━━━━━ Extracted records

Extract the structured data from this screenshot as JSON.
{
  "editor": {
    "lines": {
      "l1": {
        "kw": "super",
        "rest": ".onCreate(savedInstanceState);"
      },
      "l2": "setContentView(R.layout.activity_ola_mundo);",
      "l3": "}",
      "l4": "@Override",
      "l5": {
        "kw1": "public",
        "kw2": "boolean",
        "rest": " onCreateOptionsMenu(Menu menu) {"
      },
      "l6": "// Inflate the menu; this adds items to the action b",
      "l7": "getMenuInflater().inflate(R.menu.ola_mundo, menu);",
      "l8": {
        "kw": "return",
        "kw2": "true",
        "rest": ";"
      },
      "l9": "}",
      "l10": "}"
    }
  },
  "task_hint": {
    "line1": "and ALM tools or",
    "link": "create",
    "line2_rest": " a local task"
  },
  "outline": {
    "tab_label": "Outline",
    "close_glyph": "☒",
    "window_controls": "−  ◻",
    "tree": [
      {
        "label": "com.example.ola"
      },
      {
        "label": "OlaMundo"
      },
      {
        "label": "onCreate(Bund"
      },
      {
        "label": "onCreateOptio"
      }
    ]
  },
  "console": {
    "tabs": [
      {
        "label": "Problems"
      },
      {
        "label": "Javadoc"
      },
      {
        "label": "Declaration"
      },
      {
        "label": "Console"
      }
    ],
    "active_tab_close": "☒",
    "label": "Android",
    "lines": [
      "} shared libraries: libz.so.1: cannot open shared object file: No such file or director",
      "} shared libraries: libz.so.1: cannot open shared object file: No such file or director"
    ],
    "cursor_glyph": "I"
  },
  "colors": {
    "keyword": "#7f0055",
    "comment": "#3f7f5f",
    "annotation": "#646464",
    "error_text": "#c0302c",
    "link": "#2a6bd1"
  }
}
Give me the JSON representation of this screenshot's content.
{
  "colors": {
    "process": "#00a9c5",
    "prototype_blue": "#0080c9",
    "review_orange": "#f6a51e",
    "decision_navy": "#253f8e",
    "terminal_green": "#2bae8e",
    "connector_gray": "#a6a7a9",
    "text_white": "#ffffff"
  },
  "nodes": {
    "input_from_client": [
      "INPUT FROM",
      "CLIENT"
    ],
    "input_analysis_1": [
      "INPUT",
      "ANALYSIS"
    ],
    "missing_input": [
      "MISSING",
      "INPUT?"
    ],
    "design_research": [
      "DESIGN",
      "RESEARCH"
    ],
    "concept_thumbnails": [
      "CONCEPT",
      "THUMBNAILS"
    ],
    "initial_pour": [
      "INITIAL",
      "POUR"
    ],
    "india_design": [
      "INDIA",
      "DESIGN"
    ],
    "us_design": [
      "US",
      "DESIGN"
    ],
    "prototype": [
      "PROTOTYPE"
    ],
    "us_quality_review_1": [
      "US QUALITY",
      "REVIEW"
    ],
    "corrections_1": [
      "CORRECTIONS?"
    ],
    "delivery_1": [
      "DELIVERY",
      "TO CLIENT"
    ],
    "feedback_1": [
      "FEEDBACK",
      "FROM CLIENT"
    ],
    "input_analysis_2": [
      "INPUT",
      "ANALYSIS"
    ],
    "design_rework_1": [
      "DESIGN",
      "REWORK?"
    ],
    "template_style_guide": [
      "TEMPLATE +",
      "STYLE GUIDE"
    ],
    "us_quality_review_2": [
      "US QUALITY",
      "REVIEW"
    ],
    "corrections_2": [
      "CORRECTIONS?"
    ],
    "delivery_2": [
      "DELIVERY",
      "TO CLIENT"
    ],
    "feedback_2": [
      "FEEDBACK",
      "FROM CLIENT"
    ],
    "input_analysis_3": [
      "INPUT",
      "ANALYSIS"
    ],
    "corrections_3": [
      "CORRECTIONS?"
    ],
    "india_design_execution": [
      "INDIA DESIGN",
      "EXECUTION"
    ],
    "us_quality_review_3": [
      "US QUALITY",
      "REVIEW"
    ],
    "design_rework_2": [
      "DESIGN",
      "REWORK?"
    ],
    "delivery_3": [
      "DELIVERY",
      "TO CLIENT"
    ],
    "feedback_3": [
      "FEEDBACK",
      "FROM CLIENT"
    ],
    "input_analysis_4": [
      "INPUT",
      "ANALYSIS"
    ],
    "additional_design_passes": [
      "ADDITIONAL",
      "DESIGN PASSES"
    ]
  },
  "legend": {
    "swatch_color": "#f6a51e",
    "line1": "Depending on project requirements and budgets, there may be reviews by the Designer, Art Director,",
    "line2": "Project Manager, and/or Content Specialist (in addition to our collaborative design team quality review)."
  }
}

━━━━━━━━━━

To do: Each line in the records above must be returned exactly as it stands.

Response area:
Extract the structured data from this screenshot as JSON.
{
  "editor": {
    "lines": {
      "l1": {
        "kw": "super",
        "rest": ".onCreate(savedInstanceState);"
      },
      "l2": "setContentView(R.layout.activity_ola_mundo);",
      "l3": "}",
      "l4": "@Override",
      "l5": {
        "kw1": "public",
        "kw2": "boolean",
        "rest": " onCreateOptionsMenu(Menu menu) {"
      },
      "l6": "// Inflate the menu; this adds items to the action b",
      "l7": "getMenuInflater().inflate(R.menu.ola_mundo, menu);",
      "l8": {
        "kw": "return",
        "kw2": "true",
        "rest": ";"
      },
      "l9": "}",
      "l10": "}"
    }
  },
  "task_hint": {
    "line1": "and ALM tools or",
    "link": "create",
    "line2_rest": " a local task"
  },
  "outline": {
    "tab_label": "Outline",
    "close_glyph": "☒",
    "window_controls": "−  ◻",
    "tree": [
      {
        "label": "com.example.ola"
      },
      {
        "label": "OlaMundo"
      },
      {
        "label": "onCreate(Bund"
      },
      {
        "label": "onCreateOptio"
      }
    ]
  },
  "console": {
    "tabs": [
      {
        "label": "Problems"
      },
      {
        "label": "Javadoc"
      },
      {
        "label": "Declaration"
      },
      {
        "label": "Console"
      }
    ],
    "active_tab_close": "☒",
    "label": "Android",
    "lines": [
      "} shared libraries: libz.so.1: cannot open shared object file: No such file or director",
      "} shared libraries: libz.so.1: cannot open shared object file: No such file or director"
    ],
    "cursor_glyph": "I"
  },
  "colors": {
    "keyword": "#7f0055",
    "comment": "#3f7f5f",
    "annotation": "#646464",
    "error_text": "#c0302c",
    "link": "#2a6bd1"
  }
}
Give me the JSON representation of this screenshot's content.
{
  "colors": {
    "process": "#00a9c5",
    "prototype_blue": "#0080c9",
    "review_orange": "#f6a51e",
    "decision_navy": "#253f8e",
    "terminal_green": "#2bae8e",
    "connector_gray": "#a6a7a9",
    "text_white": "#ffffff"
  },
  "nodes": {
    "input_from_client": [
      "INPUT FROM",
      "CLIENT"
    ],
    "input_analysis_1": [
      "INPUT",
      "ANALYSIS"
    ],
    "missing_input": [
      "MISSING",
      "INPUT?"
    ],
    "design_research": [
      "DESIGN",
      "RESEARCH"
    ],
    "concept_thumbnails": [
      "CONCEPT",
      "THUMBNAILS"
    ],
    "initial_pour": [
      "INITIAL",
      "POUR"
    ],
    "india_design": [
      "INDIA",
      "DESIGN"
    ],
    "us_design": [
      "US",
      "DESIGN"
    ],
    "prototype": [
      "PROTOTYPE"
    ],
    "us_quality_review_1": [
      "US QUALITY",
      "REVIEW"
    ],
    "corrections_1": [
      "CORRECTIONS?"
    ],
    "delivery_1": [
      "DELIVERY",
      "TO CLIENT"
    ],
    "feedback_1": [
      "FEEDBACK",
      "FROM CLIENT"
    ],
    "input_analysis_2": [
      "INPUT",
      "ANALYSIS"
    ],
    "design_rework_1": [
      "DESIGN",
      "REWORK?"
    ],
    "template_style_guide": [
      "TEMPLATE +",
      "STYLE GUIDE"
    ],
    "us_quality_review_2": [
      "US QUALITY",
      "REVIEW"
    ],
    "corrections_2": [
      "CORRECTIONS?"
    ],
    "delivery_2": [
      "DELIVERY",
      "TO CLIENT"
    ],
    "feedback_2": [
      "FEEDBACK",
      "FROM CLIENT"
    ],
    "input_analysis_3": [
      "INPUT",
      "ANALYSIS"
    ],
    "corrections_3": [
      "CORRECTIONS?"
    ],
    "india_design_execution": [
      "INDIA DESIGN",
      "EXECUTION"
    ],
    "us_quality_review_3": [
      "US QUALITY",
      "REVIEW"
    ],
    "design_rework_2": [
      "DESIGN",
      "REWORK?"
    ],
    "delivery_3": [
      "DELIVERY",
      "TO CLIENT"
    ],
    "feedback_3": [
      "FEEDBACK",
      "FROM CLIENT"
    ],
    "input_analysis_4": [
      "INPUT",
      "ANALYSIS"
    ],
    "additional_design_passes": [
      "ADDITIONAL",
      "DESIGN PASSES"
    ]
  },
  "legend": {
    "swatch_color": "#f6a51e",
    "line1": "Depending on project requirements and budgets, there may be reviews by the Designer, Art Director,",
    "line2": "Project Manager, and/or Content Specialist (in addition to our collaborative design team quality review)."
  }
}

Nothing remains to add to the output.